Segment Open

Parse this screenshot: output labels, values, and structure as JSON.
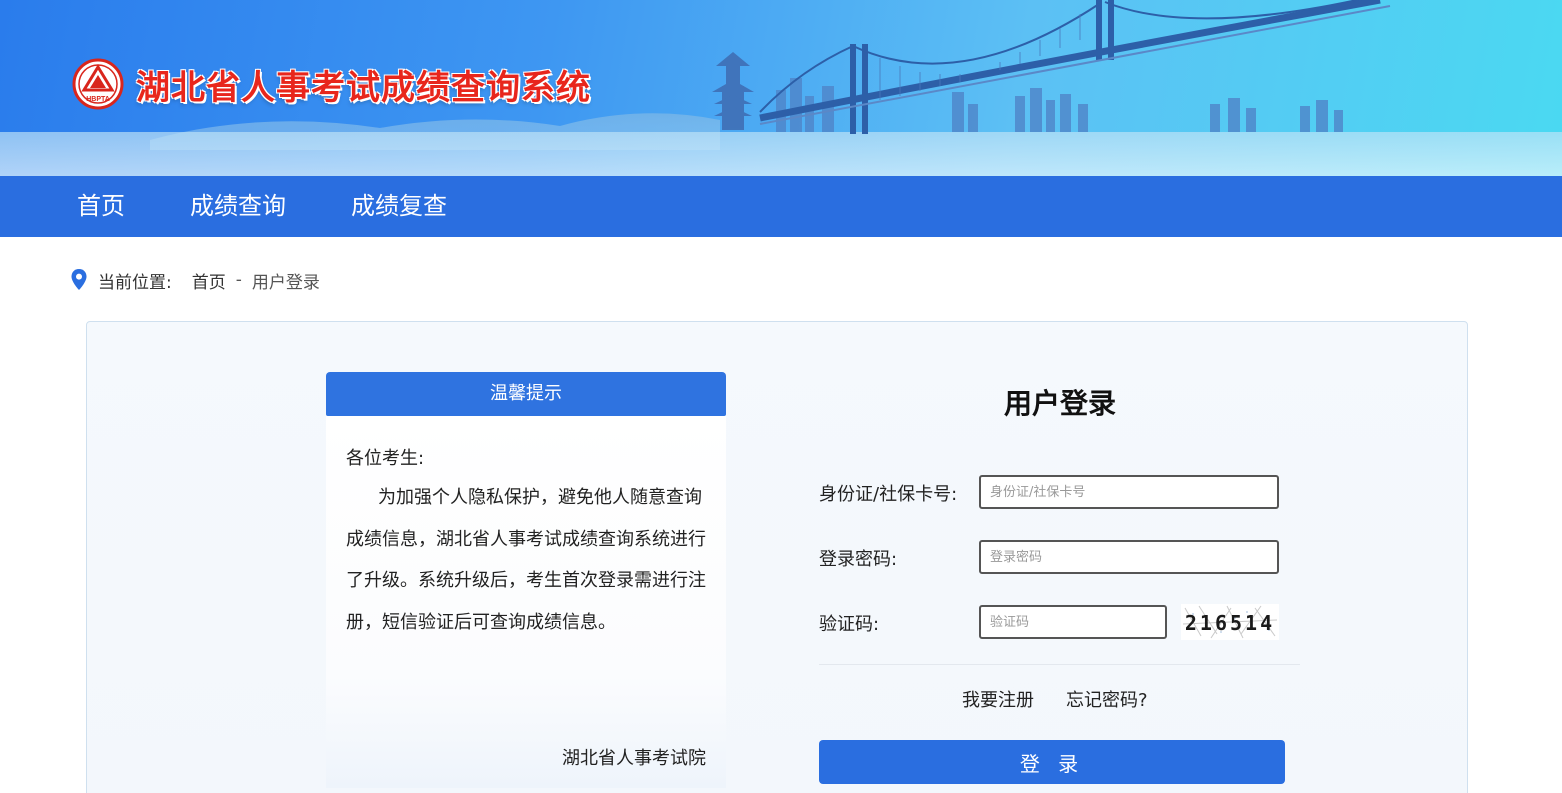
{
  "header": {
    "site_title": "湖北省人事考试成绩查询系统",
    "logo_icon": "hbpta-logo-icon",
    "logo_text": "HBPTA",
    "brand_red": "#e8261c"
  },
  "nav": {
    "items": [
      {
        "label": "首页"
      },
      {
        "label": "成绩查询"
      },
      {
        "label": "成绩复查"
      }
    ],
    "color": "#2a6ee0"
  },
  "breadcrumb": {
    "icon": "location-pin-icon",
    "prefix": "当前位置:",
    "home": "首页",
    "separator": "-",
    "current": "用户登录"
  },
  "notice": {
    "title": "温馨提示",
    "greeting": "各位考生:",
    "body": "为加强个人隐私保护，避免他人随意查询成绩信息，湖北省人事考试成绩查询系统进行了升级。系统升级后，考生首次登录需进行注册，短信验证后可查询成绩信息。",
    "signature": "湖北省人事考试院"
  },
  "login": {
    "title": "用户登录",
    "id_label": "身份证/社保卡号:",
    "id_placeholder": "身份证/社保卡号",
    "password_label": "登录密码:",
    "password_placeholder": "登录密码",
    "captcha_label": "验证码:",
    "captcha_placeholder": "验证码",
    "captcha_value": "216514",
    "register_link": "我要注册",
    "forgot_link": "忘记密码?",
    "submit_label": "登 录"
  }
}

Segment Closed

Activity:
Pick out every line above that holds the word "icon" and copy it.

Answer to this task:
    "logo_icon": "hbpta-logo-icon",
    "icon": "location-pin-icon",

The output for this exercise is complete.